This another in a series of wellness articles we’re producing in order to both introduce some new ways to enjoy Japan while keeping social distance during these times as well as help keep mental well-being.
No doubt you’ve noticed the many articles in this publication explaining how to use Japan’s very convenient and sometimes extremely complicated public transport systems. At the heart of that network are the rail lines that fan out from most major cities into a spiderweb of steel rails and electrical overhead lines. The backbone of this network is of course, are the famous Shinkansen “Bullet Train” lines, the world’s first and still safest (by record) high speed train network. Backing them up are hundreds of smaller local, commuter and interurban lines that run a slower pace, but are equally dependable and used daily by millions of people everyday. The operations of which are wildly variable, from the maybe few times a day one-car, “wanman ワンマン” (one-man) operated trains that are found in the countryside that are little more than a long bus route on rails, with stations that are little more than a sign post, a vending machine and a concrete pad, to the 15-car heavy commuter trains that include Green Car reserved seating double-decked carriages and of course must be operated with both an engineer, a conductor and porters, calling on Shinjuku, Tokyo, Ueno and Shinagawa stations around Greater Tokyo. In both cases, my fascination comes from how these lines are kept running in down-to-the-second precision. It also helps me with my photography hobby as well as understanding where life in my part of Japan is headed, because Japan depends on it’s passenger trains in the same sense as how my native United States depends on its Interstate highways and passenger airplanes to move people and cargo around.
The official definition from Wikipedia:
”A railfan, rail buff or train buff; railway enthusiast or railway buff; trainspotter or ferroequinologist, is a person interested, recreationally, in rail transport”
…But my definition would also include:
”anyone who goes out of their way to understand how rail transport systems work, is in awe of their design, and would like to document their travels around and aboard them.”
However you approach the hobby — taking photos, modeling the railroads, reading and watching rail related media — you can get into the hobby pretty easily, and Japan is perhaps the best place in all Asia to do it. If you’re here already, then no doubt you’ve seen random people standing at the ends of platforms or at railroad crossings all with expensive camera gear in tow. They’re gathered for the sighting of a rare train, or just because the season is right and it’ll make for a good photo. And hey, that photo might just end up in the official calendar next year because most rail companies have photo contests for that very reason.
I suppose the answer to that question is as varied as the individual it’s posed to. I have learned specifically how many of Japan’s cities were reshaped when railroading came to Japan from the UK and US in the late 1800s and how they were used as a tool to spur rebuilding after WWII and ushered in the concept of “suburban living” in the same vein as how the Interstates did the same to 1950s and ‘60s America. I also see how they are creating new ideas around “destination stations” and “live/work/play” areas in the metropolitan areas.

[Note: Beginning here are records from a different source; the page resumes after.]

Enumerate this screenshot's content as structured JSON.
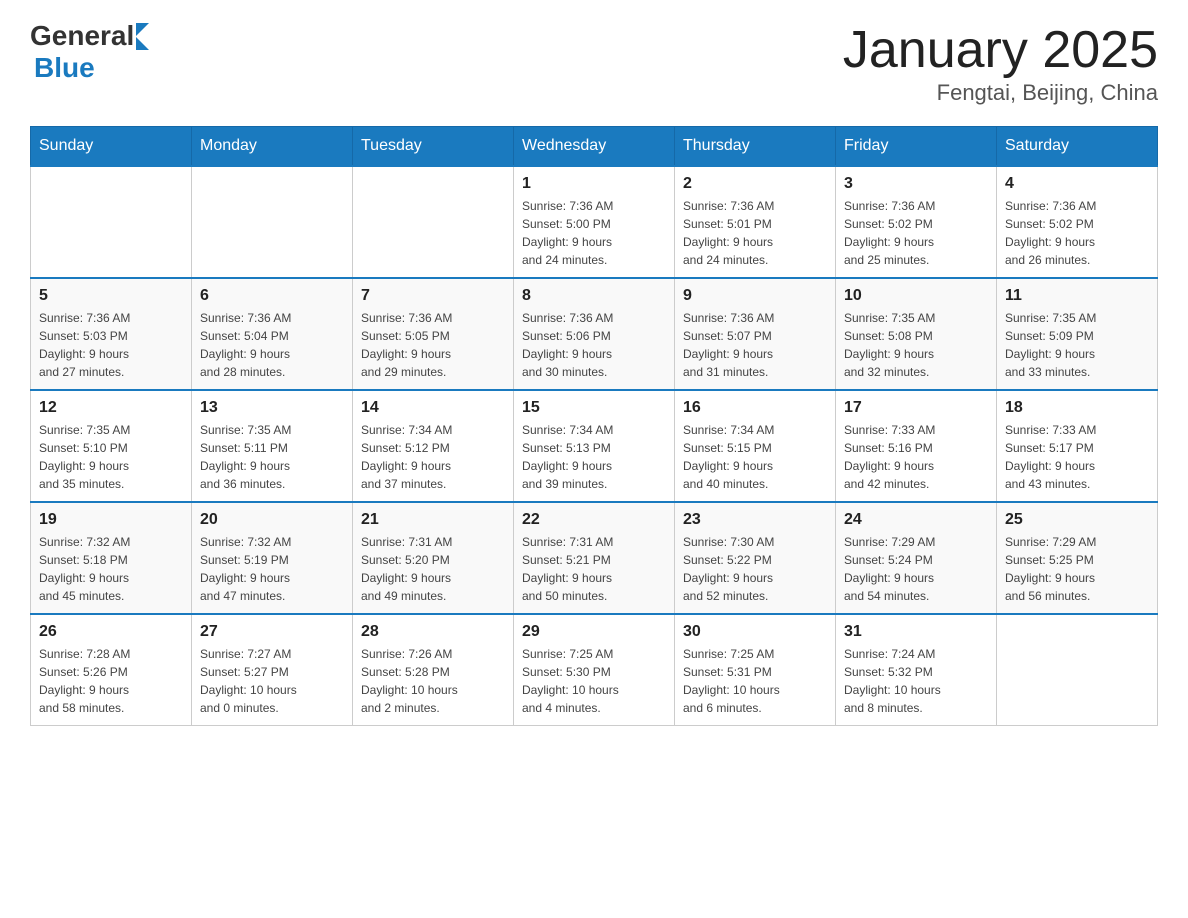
{
  "header": {
    "logo_general": "General",
    "logo_blue": "Blue",
    "title": "January 2025",
    "subtitle": "Fengtai, Beijing, China"
  },
  "days_of_week": [
    "Sunday",
    "Monday",
    "Tuesday",
    "Wednesday",
    "Thursday",
    "Friday",
    "Saturday"
  ],
  "weeks": [
    {
      "days": [
        {
          "number": "",
          "info": ""
        },
        {
          "number": "",
          "info": ""
        },
        {
          "number": "",
          "info": ""
        },
        {
          "number": "1",
          "info": "Sunrise: 7:36 AM\nSunset: 5:00 PM\nDaylight: 9 hours\nand 24 minutes."
        },
        {
          "number": "2",
          "info": "Sunrise: 7:36 AM\nSunset: 5:01 PM\nDaylight: 9 hours\nand 24 minutes."
        },
        {
          "number": "3",
          "info": "Sunrise: 7:36 AM\nSunset: 5:02 PM\nDaylight: 9 hours\nand 25 minutes."
        },
        {
          "number": "4",
          "info": "Sunrise: 7:36 AM\nSunset: 5:02 PM\nDaylight: 9 hours\nand 26 minutes."
        }
      ]
    },
    {
      "days": [
        {
          "number": "5",
          "info": "Sunrise: 7:36 AM\nSunset: 5:03 PM\nDaylight: 9 hours\nand 27 minutes."
        },
        {
          "number": "6",
          "info": "Sunrise: 7:36 AM\nSunset: 5:04 PM\nDaylight: 9 hours\nand 28 minutes."
        },
        {
          "number": "7",
          "info": "Sunrise: 7:36 AM\nSunset: 5:05 PM\nDaylight: 9 hours\nand 29 minutes."
        },
        {
          "number": "8",
          "info": "Sunrise: 7:36 AM\nSunset: 5:06 PM\nDaylight: 9 hours\nand 30 minutes."
        },
        {
          "number": "9",
          "info": "Sunrise: 7:36 AM\nSunset: 5:07 PM\nDaylight: 9 hours\nand 31 minutes."
        },
        {
          "number": "10",
          "info": "Sunrise: 7:35 AM\nSunset: 5:08 PM\nDaylight: 9 hours\nand 32 minutes."
        },
        {
          "number": "11",
          "info": "Sunrise: 7:35 AM\nSunset: 5:09 PM\nDaylight: 9 hours\nand 33 minutes."
        }
      ]
    },
    {
      "days": [
        {
          "number": "12",
          "info": "Sunrise: 7:35 AM\nSunset: 5:10 PM\nDaylight: 9 hours\nand 35 minutes."
        },
        {
          "number": "13",
          "info": "Sunrise: 7:35 AM\nSunset: 5:11 PM\nDaylight: 9 hours\nand 36 minutes."
        },
        {
          "number": "14",
          "info": "Sunrise: 7:34 AM\nSunset: 5:12 PM\nDaylight: 9 hours\nand 37 minutes."
        },
        {
          "number": "15",
          "info": "Sunrise: 7:34 AM\nSunset: 5:13 PM\nDaylight: 9 hours\nand 39 minutes."
        },
        {
          "number": "16",
          "info": "Sunrise: 7:34 AM\nSunset: 5:15 PM\nDaylight: 9 hours\nand 40 minutes."
        },
        {
          "number": "17",
          "info": "Sunrise: 7:33 AM\nSunset: 5:16 PM\nDaylight: 9 hours\nand 42 minutes."
        },
        {
          "number": "18",
          "info": "Sunrise: 7:33 AM\nSunset: 5:17 PM\nDaylight: 9 hours\nand 43 minutes."
        }
      ]
    },
    {
      "days": [
        {
          "number": "19",
          "info": "Sunrise: 7:32 AM\nSunset: 5:18 PM\nDaylight: 9 hours\nand 45 minutes."
        },
        {
          "number": "20",
          "info": "Sunrise: 7:32 AM\nSunset: 5:19 PM\nDaylight: 9 hours\nand 47 minutes."
        },
        {
          "number": "21",
          "info": "Sunrise: 7:31 AM\nSunset: 5:20 PM\nDaylight: 9 hours\nand 49 minutes."
        },
        {
          "number": "22",
          "info": "Sunrise: 7:31 AM\nSunset: 5:21 PM\nDaylight: 9 hours\nand 50 minutes."
        },
        {
          "number": "23",
          "info": "Sunrise: 7:30 AM\nSunset: 5:22 PM\nDaylight: 9 hours\nand 52 minutes."
        },
        {
          "number": "24",
          "info": "Sunrise: 7:29 AM\nSunset: 5:24 PM\nDaylight: 9 hours\nand 54 minutes."
        },
        {
          "number": "25",
          "info": "Sunrise: 7:29 AM\nSunset: 5:25 PM\nDaylight: 9 hours\nand 56 minutes."
        }
      ]
    },
    {
      "days": [
        {
          "number": "26",
          "info": "Sunrise: 7:28 AM\nSunset: 5:26 PM\nDaylight: 9 hours\nand 58 minutes."
        },
        {
          "number": "27",
          "info": "Sunrise: 7:27 AM\nSunset: 5:27 PM\nDaylight: 10 hours\nand 0 minutes."
        },
        {
          "number": "28",
          "info": "Sunrise: 7:26 AM\nSunset: 5:28 PM\nDaylight: 10 hours\nand 2 minutes."
        },
        {
          "number": "29",
          "info": "Sunrise: 7:25 AM\nSunset: 5:30 PM\nDaylight: 10 hours\nand 4 minutes."
        },
        {
          "number": "30",
          "info": "Sunrise: 7:25 AM\nSunset: 5:31 PM\nDaylight: 10 hours\nand 6 minutes."
        },
        {
          "number": "31",
          "info": "Sunrise: 7:24 AM\nSunset: 5:32 PM\nDaylight: 10 hours\nand 8 minutes."
        },
        {
          "number": "",
          "info": ""
        }
      ]
    }
  ]
}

There’s also kind of a really good feeling I get to see big changes happen, like the whole Shibuya Station complex I’ve been able to photograph over the past almost-decade. I feel more connected to this area even though I’m a foreigner because I’m able to share in this experience literally millions of native Tokyoites are going through at the same moment.
It’s super easy once you stop thinking about the imaginary barriers; You really only need to have a very rudimentary knowledge of Japanese since the internet and Google Translate will help you out these days. You can even check out the most official railfan club in Japan as they always make a concerted effort to reach out to English speaking train nerds. There’s also a burgeoning community of expats and Japanese rail fans who gather online to swap stories and talk about upcoming events and sightings; a list of which is appended to the end of this article. You also don’t need expensive camera equipment (though it does help in some cases.) I get by with using my 3 year old iPhone to snap many of the photos you’re seeing in this article. A better camera will have better “glass” and faster speeds to get better snaps when in questionable lighting scenarios like station interiors and nighttime of course.
Of course all through the current COVID-19 crisis, special precautions must be taken for almost every aspect of public life, and railfanning is no exception.
Here are the places on the net I tend to frequent. Those that are written in Japanese can be “decrypted” with a visit to the online translation tool of your choice. Enjoy, and happy train-spotting!
Images by Jason L Gatewood
Our Tokyo based collaborator is a tech nerd, Japanophile, train nut, and a veritable fountain of information on Japan. His current goal is to watch Evangelion and actually "get it", sing every permutation of "Hotel California" at any karaoke gathering, ride every bullet train line, and sample all varieties of ramen throughout Japan. Catch more of his musings at · http://jlgatewood.com